Rob Hodgson who discovered the book is the City Law School Law Librarian. A barbate, well-dressed scholar with intelligent keen eyes, he did not expect to find such a treasure as he began auditing the special collections. Asking him about his discovery he says “Truth be told whenever I catch the heady aroma of red rot in the air I’m always on the look-out for manuscript leaves used as pastedowns or a Wynken de Worde printers mark … but I never expected to find a full manuscript!” He was trained as a Rare Books librarian at UCL and has had substantial knowledge and experience of rare books. His previous role at The Honourable Society of Gray’s Inn Place Inn Library saw him supporting legal practitioners (barristers) and students. The Library also contained a collection of manuscripts and rare books upon which Rob cut his teeth. At City Library he curates the Rare Books collection.
Rare Books as a term correctly means books printed between 1500 and 1800. Books printed before this are called incunabula. Movable-type printing in Europe was developed by Johannes Gutenberg from around 1450. Similar technologies had existed previously in China. Printing in this manner made the production of books quicker, easier and cheaper. Before printing, books were hand copied. Handcopying was more expensive in terms of time. It was also prone to mistakes. As it is felt mistakes accumulate over time, medievalists often trace the mistakes found in different manuscripts of the same text to form family trees (or stemma) from the surviving manuscripts. Through this they can identify, as closely as possible, the original texts. Not only were Sacrobosco’s texts popular enough to be regularly copied they were also printed at a very early date. Algorismus was printed in 1490.
His apprentice Simon Bralee was even more shocked by the discovery. A Coptologist by training, his schoolboy Latin nevertheless helped crack the code and identify the texts found in the books. “Nothing like this was ever to be expected in the Special Collections”, he says when I meet him over a coffee at the Courtyard Cafe. “What struck Rob most about the book was not that it was old, but that the spine looked so new in comparison with the other books on the shelves. Even before he opened it, he had said he wondered whether it was a manuscript”.

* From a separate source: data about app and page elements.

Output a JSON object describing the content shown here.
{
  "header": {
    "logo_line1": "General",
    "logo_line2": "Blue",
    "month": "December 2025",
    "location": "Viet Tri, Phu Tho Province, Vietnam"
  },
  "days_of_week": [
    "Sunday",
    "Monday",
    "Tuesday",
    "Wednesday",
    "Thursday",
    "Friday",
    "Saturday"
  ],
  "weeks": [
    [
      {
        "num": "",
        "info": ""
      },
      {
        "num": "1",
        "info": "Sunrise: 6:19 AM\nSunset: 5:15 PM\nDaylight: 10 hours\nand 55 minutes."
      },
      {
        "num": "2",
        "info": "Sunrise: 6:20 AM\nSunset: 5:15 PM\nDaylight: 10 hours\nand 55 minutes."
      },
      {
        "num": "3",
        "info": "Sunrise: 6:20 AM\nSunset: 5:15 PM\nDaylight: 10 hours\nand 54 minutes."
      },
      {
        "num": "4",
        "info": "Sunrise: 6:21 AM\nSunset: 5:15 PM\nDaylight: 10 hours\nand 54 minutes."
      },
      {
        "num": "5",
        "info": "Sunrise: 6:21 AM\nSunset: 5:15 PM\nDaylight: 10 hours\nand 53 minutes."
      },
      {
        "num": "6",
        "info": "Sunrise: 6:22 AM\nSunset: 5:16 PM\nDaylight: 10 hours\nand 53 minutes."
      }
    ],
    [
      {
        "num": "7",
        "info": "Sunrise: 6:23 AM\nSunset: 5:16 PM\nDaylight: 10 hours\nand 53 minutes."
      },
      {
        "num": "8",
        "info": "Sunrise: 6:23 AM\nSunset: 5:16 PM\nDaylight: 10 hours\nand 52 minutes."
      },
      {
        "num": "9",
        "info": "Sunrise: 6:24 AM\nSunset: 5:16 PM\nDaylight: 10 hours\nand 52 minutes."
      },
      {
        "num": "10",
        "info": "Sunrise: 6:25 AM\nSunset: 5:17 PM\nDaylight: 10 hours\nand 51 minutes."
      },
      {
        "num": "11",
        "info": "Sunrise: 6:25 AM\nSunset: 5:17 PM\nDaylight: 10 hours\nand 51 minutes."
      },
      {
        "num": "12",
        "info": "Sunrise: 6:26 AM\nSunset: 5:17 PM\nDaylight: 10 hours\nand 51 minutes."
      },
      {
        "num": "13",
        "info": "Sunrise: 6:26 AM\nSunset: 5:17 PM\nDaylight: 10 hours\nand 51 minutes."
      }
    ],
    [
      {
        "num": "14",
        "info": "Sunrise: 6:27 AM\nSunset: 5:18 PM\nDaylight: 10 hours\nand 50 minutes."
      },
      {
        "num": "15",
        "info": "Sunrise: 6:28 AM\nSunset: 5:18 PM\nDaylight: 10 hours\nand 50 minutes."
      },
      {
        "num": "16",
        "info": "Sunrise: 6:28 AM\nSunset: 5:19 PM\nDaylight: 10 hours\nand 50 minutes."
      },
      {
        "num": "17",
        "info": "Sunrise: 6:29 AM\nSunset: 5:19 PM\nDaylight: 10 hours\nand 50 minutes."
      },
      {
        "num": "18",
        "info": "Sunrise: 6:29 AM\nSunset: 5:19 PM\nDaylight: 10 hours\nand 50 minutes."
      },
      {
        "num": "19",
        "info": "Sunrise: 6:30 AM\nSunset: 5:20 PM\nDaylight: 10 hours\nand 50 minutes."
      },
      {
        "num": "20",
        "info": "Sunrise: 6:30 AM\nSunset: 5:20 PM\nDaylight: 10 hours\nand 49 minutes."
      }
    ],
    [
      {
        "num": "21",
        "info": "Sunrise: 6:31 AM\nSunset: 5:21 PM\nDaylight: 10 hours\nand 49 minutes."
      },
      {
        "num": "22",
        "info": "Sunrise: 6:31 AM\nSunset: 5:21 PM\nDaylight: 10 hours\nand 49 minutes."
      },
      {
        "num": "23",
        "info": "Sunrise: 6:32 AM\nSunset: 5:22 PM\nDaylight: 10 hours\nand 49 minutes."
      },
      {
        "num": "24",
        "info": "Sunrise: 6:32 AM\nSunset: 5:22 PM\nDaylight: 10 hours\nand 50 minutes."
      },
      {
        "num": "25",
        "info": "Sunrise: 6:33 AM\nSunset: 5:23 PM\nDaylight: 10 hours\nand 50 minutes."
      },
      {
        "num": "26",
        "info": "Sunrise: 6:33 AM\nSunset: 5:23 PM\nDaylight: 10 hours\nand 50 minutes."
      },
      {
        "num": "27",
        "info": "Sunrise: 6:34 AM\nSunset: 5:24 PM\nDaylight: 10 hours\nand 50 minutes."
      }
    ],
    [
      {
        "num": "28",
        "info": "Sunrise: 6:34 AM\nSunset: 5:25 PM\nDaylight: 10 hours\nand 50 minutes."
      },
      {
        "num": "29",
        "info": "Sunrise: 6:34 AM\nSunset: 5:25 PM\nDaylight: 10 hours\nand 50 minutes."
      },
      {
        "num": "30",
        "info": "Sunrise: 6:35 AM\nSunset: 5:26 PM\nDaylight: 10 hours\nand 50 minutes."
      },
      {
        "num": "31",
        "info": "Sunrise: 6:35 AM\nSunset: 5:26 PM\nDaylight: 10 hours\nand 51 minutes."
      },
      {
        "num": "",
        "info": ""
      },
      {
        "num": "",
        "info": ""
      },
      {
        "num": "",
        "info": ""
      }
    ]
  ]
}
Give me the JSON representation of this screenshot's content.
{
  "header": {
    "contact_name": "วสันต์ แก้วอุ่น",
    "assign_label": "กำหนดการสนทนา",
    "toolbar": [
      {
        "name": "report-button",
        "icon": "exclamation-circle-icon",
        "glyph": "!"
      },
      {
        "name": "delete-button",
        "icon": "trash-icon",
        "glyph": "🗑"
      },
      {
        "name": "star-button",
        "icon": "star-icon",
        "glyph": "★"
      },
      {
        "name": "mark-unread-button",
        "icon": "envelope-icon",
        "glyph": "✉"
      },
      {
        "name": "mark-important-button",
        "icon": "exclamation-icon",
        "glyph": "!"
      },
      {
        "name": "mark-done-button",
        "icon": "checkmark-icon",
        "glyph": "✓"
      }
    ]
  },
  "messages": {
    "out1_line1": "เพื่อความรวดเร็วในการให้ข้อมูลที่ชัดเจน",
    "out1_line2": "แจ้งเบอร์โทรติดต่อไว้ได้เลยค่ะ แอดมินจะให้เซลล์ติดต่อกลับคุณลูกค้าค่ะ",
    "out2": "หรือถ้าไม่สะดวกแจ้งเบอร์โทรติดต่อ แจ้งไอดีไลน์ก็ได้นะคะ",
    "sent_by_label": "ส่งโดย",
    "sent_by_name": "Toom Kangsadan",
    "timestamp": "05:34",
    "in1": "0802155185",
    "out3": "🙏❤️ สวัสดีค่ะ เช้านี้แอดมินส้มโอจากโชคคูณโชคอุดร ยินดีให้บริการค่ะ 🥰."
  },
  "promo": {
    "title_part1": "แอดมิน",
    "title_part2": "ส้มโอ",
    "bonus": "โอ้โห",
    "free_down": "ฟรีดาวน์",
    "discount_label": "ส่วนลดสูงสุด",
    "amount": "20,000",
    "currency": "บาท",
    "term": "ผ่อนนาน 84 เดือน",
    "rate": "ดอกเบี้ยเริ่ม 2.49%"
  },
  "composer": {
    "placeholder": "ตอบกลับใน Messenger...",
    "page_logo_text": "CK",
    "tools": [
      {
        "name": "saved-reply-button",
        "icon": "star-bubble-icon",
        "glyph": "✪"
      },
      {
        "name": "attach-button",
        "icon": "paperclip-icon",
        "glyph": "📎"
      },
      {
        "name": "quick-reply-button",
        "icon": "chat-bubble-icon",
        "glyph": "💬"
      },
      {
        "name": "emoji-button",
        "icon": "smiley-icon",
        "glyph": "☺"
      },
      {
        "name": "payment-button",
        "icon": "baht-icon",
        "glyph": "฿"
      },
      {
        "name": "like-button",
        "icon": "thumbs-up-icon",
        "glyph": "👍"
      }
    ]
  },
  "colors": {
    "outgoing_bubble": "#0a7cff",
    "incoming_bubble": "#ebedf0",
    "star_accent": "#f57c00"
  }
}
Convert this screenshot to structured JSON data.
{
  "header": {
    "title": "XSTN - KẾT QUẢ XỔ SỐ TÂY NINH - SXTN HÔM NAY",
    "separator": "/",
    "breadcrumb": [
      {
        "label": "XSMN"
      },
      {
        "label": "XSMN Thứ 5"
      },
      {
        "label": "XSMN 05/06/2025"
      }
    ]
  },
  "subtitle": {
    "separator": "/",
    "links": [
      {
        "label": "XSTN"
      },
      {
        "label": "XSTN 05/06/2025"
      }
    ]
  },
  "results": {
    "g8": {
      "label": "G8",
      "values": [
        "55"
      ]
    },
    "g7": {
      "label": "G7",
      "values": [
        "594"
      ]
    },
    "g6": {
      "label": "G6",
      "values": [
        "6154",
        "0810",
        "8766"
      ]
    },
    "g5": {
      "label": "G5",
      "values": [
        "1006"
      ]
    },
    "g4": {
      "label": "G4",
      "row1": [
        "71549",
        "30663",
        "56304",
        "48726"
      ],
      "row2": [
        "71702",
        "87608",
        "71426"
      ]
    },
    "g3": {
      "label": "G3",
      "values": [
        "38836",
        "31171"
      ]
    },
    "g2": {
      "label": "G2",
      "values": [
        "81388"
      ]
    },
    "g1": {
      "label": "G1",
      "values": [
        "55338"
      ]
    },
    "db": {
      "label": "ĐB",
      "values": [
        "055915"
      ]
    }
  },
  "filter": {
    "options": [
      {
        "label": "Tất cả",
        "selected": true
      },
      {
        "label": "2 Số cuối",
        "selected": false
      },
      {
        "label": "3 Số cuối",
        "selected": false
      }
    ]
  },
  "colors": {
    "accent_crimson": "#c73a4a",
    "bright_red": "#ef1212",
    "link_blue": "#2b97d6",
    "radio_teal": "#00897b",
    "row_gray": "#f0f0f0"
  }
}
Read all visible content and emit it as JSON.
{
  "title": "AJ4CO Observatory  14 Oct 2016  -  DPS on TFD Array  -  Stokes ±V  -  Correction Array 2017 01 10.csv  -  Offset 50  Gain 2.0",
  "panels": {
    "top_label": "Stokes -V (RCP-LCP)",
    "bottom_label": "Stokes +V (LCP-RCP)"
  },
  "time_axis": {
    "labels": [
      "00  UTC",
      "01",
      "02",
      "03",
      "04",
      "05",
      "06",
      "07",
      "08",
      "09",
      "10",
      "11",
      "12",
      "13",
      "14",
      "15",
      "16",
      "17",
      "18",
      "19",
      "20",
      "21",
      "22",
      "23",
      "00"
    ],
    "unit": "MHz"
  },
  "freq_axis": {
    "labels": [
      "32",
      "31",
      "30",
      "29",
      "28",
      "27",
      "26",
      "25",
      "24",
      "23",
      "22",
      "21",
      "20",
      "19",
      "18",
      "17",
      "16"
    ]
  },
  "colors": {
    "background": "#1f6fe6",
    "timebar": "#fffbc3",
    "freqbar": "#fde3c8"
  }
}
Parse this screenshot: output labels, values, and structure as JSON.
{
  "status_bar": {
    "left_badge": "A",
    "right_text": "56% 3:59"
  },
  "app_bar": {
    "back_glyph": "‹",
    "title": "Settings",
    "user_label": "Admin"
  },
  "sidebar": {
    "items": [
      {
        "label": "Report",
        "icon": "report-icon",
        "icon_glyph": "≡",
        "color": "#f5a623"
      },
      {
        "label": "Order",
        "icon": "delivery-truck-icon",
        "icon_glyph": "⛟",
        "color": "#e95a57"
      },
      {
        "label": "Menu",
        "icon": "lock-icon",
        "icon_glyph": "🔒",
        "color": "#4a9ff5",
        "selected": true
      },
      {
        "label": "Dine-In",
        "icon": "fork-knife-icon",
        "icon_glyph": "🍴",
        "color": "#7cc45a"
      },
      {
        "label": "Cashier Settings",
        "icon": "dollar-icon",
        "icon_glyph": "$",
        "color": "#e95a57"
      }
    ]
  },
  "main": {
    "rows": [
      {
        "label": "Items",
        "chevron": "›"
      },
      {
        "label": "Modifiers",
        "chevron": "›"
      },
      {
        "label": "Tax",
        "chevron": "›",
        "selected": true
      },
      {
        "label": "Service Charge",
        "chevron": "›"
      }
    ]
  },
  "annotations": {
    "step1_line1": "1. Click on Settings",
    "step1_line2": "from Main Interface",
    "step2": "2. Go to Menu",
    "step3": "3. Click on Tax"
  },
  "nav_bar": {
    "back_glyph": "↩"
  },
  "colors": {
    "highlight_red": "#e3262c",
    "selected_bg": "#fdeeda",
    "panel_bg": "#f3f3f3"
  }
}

Taking the book down from the shelves and opening it carefully, turning the pages of front matter Rob realised straight away it was a genuine manuscript. The hair on the pages, the smell of the pages and the holes at the edges all identified it as a manuscript. After a brief examination of the manuscript the Archives group sought the professional advice of Justin Clegg from the British Library. Justin identified the date and provenance of the manuscript from the handwriting found in the text. He gave a date of late fifteenth century and suggested it was likely from a university setting. The text has not yet been professionally edited.
Rob is sanguine about discovering more rare gems. He says “This may be the springboard I need to start my quest to locate one of the missing copies of Codex Amiatinus and return it to Tyneside… you never know what might be hidden inside a generic Victorian library binding !” Here’s hoping.